Saturday, May 4, 2013

Family Tree "Oopses"

Greetings and Happy Cinco de Mayo tomorrow!
Sarah Dawson
Benight's Headstone

My Bennight line currently ends with William (1795) and Sarah Bennight (1804), both born in South Carolina. Other than their children’s names, that is all we know about them. A few years ago my brother found a marriage record for William D. Bennight and Sarah Jane Dawson, married November 11, 1866, and we were so excited!

In my "on-again-off-again way," I started researching this family more to see what else I could discover. It didn’t take long to notice that if this was the marriage record for our William and Sarah, a few things weren’t lining up quite right. For example, they would have been 71 and 62 years old when they got married. Hmm, this was going to require some more digging. 

The funny thing is, when I started looking for records on, I noticed several family trees had listed this as the correct marriage record for these two, despite their advanced ages. It kept nagging at me and I was getting a very unsettled feeling about it, so I finally decided to focus all of my attention on figuring this out. Luckily for me, it didn’t take too long to get the story straight once I started looking at the census records, death records, Civil War records, and Find A Grave records - - - this wasn’t the marriage record for our great-great grandparents. **frowny face**

William Danford Benight (1842) first married Sarah Jane Dawson’s sister, Nancy Millie Dawson, who died soon thereafter in 1866 (no children). He then married Sarah Jane Dawson that same year, and they had five children (see below). Sarah died in 1890. His third wife was Mary H. Grinlin, and they had twins, Bessie and Jesse, in 1893. I found a few generations of William Danford Benight’s ancestors, as well, and so far there is no connection to my family.

But, on the bright side, I have another section of the puzzle put together correctly, and I don’t have that nagging feeling anymore. Since I still think all of the Benights/Bennights in the US are related, I expect to someday figure out how this piece fits into my own family tree.

Happy Searching, Loraine


  1. Benight with one 'n' looks so weird. They're probably the weird side of the family.=)

  2. Actually, I've seen Bennight/Benight spelled both ways for the same person, even in the same paragraph on these old records. It seems like people didn't obsess over correct spelling so much 150 years ago. (I agree, though, it's hard to get used to seeing it spelled "wrong")

  3. This is my tree. & yes we are the bat-crap crazy side :P William was my great-great-grandfather. His third wife was the mother of his daughter-in-law Elizabeth Lucinda Gimlin Benight Chandler. (This can get confusing here... He was a widow & father to Wesley Grant Benight, & Mary was a widow & mother to "Lizzie" & they hooked up & had the twins Bessie & Jessie.
    William was born in Vigo County Indiana. From what I have researched in the Benight history is that there were two brothers, one family spelled the name with one "N" & the other with 2 "N"'s actually this is how I keep them strait. I'm glad your side chose to spell it wrong, lol! Here is where you run into another problem though- "my" William was William Danford Benight. In his civil war records his name is spelled William B Benight & ALSO William B Bennight-- the b was supposed to be a D, the military wrote it down wrong- Anyhoo- much info about this side.

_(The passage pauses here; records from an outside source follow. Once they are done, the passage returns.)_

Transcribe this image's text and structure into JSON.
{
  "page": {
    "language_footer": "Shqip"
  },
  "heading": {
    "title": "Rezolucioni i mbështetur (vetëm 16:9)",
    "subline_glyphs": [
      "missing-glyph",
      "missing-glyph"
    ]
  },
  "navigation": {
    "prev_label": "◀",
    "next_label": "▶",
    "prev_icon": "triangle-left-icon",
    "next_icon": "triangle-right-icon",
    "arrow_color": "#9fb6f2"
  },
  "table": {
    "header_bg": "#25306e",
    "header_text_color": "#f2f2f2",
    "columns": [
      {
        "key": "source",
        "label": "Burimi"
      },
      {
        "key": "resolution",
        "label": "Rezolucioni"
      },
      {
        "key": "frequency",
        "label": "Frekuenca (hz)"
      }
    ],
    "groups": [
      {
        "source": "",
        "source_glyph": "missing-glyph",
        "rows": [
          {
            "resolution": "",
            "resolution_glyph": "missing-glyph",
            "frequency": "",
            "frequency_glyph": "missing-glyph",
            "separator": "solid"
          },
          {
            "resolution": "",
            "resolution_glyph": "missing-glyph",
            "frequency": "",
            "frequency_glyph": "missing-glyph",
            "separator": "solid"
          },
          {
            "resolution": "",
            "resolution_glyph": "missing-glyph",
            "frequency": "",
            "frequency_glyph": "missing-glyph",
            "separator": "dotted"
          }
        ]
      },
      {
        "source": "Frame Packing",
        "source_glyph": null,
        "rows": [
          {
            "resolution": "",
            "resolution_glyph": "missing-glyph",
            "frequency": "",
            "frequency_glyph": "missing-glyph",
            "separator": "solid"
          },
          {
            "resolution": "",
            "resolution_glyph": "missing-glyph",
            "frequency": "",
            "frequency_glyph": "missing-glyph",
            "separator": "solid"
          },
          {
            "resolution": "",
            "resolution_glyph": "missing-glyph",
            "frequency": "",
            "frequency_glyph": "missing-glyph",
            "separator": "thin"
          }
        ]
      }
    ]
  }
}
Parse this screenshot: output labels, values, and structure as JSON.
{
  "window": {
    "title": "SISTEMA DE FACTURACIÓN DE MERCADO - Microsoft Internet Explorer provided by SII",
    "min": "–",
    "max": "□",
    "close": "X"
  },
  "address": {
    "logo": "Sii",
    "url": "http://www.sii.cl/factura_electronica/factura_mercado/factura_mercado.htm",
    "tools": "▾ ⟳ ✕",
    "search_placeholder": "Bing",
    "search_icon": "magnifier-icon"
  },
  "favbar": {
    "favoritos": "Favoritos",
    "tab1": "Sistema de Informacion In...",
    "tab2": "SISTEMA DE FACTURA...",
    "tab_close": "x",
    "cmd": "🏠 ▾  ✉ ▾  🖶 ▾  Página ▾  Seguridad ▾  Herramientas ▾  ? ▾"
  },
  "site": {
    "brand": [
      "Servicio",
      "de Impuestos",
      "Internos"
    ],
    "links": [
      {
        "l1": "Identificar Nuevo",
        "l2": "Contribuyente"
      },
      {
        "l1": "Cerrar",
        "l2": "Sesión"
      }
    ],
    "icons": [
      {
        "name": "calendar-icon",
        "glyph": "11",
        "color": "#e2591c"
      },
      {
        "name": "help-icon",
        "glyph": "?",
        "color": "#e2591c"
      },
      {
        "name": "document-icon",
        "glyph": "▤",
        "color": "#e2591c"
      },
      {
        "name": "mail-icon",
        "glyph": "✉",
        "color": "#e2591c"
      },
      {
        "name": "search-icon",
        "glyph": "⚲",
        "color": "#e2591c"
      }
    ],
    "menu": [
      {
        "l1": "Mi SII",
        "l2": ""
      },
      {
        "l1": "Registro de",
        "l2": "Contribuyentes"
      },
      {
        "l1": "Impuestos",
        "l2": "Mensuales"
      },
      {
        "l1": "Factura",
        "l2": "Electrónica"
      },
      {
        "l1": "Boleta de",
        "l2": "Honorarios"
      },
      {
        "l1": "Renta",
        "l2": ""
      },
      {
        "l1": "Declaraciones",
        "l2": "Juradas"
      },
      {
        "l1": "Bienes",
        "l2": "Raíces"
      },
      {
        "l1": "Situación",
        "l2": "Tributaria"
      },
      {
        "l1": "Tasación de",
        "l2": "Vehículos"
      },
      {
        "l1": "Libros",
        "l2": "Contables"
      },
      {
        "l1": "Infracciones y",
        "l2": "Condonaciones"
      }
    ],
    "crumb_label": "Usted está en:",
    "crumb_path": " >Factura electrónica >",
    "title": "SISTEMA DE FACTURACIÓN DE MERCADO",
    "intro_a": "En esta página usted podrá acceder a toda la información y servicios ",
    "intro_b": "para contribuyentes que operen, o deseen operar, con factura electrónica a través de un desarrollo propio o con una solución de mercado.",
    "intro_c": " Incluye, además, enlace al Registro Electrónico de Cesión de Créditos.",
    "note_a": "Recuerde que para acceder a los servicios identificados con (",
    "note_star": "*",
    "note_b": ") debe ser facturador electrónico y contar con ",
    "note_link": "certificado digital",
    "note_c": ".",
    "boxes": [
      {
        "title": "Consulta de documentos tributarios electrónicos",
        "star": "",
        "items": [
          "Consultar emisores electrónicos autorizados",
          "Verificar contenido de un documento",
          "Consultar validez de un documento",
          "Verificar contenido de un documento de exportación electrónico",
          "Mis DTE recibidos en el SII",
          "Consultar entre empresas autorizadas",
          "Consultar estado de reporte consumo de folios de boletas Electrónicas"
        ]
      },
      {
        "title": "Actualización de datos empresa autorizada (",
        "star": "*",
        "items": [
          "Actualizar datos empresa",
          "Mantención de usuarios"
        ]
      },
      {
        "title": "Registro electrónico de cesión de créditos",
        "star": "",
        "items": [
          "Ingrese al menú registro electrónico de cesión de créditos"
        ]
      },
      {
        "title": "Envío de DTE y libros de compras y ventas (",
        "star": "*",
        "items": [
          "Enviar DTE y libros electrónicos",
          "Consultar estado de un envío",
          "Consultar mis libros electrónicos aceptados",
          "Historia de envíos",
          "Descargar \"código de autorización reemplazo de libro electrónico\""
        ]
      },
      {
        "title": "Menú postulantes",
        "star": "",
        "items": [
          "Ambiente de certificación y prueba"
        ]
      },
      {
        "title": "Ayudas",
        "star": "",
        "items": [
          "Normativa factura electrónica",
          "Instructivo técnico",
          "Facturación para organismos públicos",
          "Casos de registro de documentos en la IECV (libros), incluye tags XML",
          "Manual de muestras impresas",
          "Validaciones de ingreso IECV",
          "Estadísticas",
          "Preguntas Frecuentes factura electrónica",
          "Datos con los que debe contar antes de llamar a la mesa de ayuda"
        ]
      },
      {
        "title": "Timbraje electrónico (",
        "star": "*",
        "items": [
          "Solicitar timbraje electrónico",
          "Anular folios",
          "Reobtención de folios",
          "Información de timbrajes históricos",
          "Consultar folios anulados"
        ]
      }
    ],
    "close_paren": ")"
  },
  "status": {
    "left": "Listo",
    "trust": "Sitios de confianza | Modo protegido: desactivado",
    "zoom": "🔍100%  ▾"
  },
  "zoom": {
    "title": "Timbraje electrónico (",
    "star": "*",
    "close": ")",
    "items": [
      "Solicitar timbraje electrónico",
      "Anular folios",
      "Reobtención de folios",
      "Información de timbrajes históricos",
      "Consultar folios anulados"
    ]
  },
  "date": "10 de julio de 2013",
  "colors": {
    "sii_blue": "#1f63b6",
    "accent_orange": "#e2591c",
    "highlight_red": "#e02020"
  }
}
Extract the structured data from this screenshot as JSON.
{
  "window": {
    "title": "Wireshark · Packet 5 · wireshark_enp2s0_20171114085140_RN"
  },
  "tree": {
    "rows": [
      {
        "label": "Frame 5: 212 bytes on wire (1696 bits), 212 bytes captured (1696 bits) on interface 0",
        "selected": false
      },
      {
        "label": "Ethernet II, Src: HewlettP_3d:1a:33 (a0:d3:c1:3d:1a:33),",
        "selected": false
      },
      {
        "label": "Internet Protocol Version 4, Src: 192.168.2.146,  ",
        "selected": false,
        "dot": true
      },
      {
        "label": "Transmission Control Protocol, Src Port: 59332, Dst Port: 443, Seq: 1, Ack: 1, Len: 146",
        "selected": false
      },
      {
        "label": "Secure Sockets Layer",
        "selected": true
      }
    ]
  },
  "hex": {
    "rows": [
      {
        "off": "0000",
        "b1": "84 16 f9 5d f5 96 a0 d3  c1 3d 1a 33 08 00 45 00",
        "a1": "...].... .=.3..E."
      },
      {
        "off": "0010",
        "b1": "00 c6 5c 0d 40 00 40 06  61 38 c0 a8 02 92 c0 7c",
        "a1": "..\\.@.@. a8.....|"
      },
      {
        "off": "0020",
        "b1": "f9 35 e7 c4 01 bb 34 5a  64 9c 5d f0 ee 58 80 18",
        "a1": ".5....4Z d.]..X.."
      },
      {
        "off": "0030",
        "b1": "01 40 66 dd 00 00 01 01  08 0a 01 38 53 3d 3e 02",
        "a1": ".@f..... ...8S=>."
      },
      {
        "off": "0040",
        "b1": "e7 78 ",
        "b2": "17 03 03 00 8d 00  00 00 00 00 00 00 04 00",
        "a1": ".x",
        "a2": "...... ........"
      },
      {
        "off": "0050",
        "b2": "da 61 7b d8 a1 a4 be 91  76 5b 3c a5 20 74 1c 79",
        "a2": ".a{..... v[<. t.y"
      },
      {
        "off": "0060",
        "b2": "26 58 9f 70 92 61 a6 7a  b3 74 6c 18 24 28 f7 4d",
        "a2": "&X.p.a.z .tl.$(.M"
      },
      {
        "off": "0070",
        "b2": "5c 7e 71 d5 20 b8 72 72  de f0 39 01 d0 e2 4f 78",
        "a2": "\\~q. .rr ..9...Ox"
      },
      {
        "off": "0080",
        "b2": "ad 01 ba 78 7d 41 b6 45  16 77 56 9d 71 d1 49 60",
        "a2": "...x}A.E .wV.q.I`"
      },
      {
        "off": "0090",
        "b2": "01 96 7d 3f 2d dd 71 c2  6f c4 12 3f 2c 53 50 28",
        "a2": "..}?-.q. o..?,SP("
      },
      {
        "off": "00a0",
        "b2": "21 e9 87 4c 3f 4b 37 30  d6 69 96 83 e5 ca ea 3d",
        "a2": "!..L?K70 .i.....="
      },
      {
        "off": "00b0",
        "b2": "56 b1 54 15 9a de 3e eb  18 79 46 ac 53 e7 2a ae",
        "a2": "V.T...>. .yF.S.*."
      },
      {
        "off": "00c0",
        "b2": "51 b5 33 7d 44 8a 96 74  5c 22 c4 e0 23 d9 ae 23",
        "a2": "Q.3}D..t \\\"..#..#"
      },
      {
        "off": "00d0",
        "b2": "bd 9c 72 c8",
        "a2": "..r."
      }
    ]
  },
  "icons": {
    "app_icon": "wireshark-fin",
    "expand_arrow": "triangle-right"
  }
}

    1. Hey! Great to hear from you, Cindee70. And thanks for the info about the Gimlins, I didn't know that. I saw a note on Find A Grave about that middle initial B versus D. Things like that can drive me crazy when I'm trying to figure out who's who. And what about Bennights showing up on records as Bennetts? I'll keep my less-common name, thank you! It makes the research easier.

  4. No problem Loraine, I have been working on my family tree for about 13 years & it can get confusing at times. The Bennights and the Benights are related. There is a free google book about the names & spellings all being related to the Bennett name. Google "Benight Bennett" in google books, should bring it up. Family legend is the name originally was Benoit, & family origins were southern France, to England, to America... Americanized name was Bennett, Benet, Bennet, & Benight. Also our side has always pronounced the name as "BUH night". I'm always searching for new info.

  5. I've heard those stories about the variations of the name, too. Fascinating, huh? So you pronounce it BUH-night? That means it doesn't rhyme for my blog title. If you live in the south, I can certainly imagine that BUH-night is the way to say it. I've heard people from the south pronounce my name LO-raine. If you would like to view my family tree on Ancestry, shoot me your email address and 'll send an invitation.

  6. I remember my Gpa Denferd Benight (his name was supposed to be Danford named after William Danford Benight but they wrote it down in the birth records, etc so they ended up calling him Denford) saying that his family always pronounced it BUH-night. Gpa Benight's father, (Wesley) paid a man to run for land in the Ok land run, a claim was staked & Wes & family moved from Illinois to OK by covered wagon. I'm sure they had a blast with 8 kids yelling "are we there yet?!" GPA Benight was the youngest #9 & he wasn't born until 1910 in OK. There are a bevy of Benight's in OK. Mainly in Eastern Ok, around Tulsa area.